___ GIVEN RECORDS ___

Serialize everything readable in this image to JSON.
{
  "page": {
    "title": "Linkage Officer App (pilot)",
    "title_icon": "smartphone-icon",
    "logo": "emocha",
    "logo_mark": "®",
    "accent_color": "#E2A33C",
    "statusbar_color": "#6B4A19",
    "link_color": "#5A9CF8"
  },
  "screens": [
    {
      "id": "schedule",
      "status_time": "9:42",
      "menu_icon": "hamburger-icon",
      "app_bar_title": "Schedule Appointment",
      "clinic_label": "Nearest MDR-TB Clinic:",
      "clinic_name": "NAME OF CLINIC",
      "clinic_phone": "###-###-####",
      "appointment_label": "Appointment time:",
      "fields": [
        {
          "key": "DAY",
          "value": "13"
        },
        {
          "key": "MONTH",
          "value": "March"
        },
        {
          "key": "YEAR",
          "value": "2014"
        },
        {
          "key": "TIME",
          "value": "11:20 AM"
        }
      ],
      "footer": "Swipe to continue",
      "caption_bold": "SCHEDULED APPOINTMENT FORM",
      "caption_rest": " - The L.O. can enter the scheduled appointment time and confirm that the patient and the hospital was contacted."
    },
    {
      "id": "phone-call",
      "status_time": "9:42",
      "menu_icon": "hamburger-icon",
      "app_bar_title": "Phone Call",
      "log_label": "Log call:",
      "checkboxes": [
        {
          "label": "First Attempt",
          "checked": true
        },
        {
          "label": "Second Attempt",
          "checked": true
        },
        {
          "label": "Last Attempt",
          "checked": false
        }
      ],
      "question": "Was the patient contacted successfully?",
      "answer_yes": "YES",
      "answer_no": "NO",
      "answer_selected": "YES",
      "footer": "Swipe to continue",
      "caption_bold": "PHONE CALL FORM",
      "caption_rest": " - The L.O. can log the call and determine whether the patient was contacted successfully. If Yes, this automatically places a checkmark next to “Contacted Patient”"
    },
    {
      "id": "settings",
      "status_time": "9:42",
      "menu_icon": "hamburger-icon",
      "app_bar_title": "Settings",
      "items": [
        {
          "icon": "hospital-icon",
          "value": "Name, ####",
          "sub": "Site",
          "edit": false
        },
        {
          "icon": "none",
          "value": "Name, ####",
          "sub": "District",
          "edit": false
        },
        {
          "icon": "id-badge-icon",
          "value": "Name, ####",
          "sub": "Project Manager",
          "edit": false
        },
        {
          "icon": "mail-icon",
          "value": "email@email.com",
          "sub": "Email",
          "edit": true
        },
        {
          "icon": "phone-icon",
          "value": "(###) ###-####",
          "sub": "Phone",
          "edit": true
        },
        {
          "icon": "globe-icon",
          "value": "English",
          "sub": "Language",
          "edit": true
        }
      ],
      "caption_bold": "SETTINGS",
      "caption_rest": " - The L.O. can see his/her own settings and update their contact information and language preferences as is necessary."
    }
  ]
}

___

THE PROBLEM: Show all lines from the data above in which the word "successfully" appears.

EXERCISE OUTPUT:
      "question": "Was the patient contacted successfully?",
      "caption_rest": " - The L.O. can log the call and determine whether the patient was contacted successfully. If Yes, this automatically places a checkmark next to “Contacted Patient”"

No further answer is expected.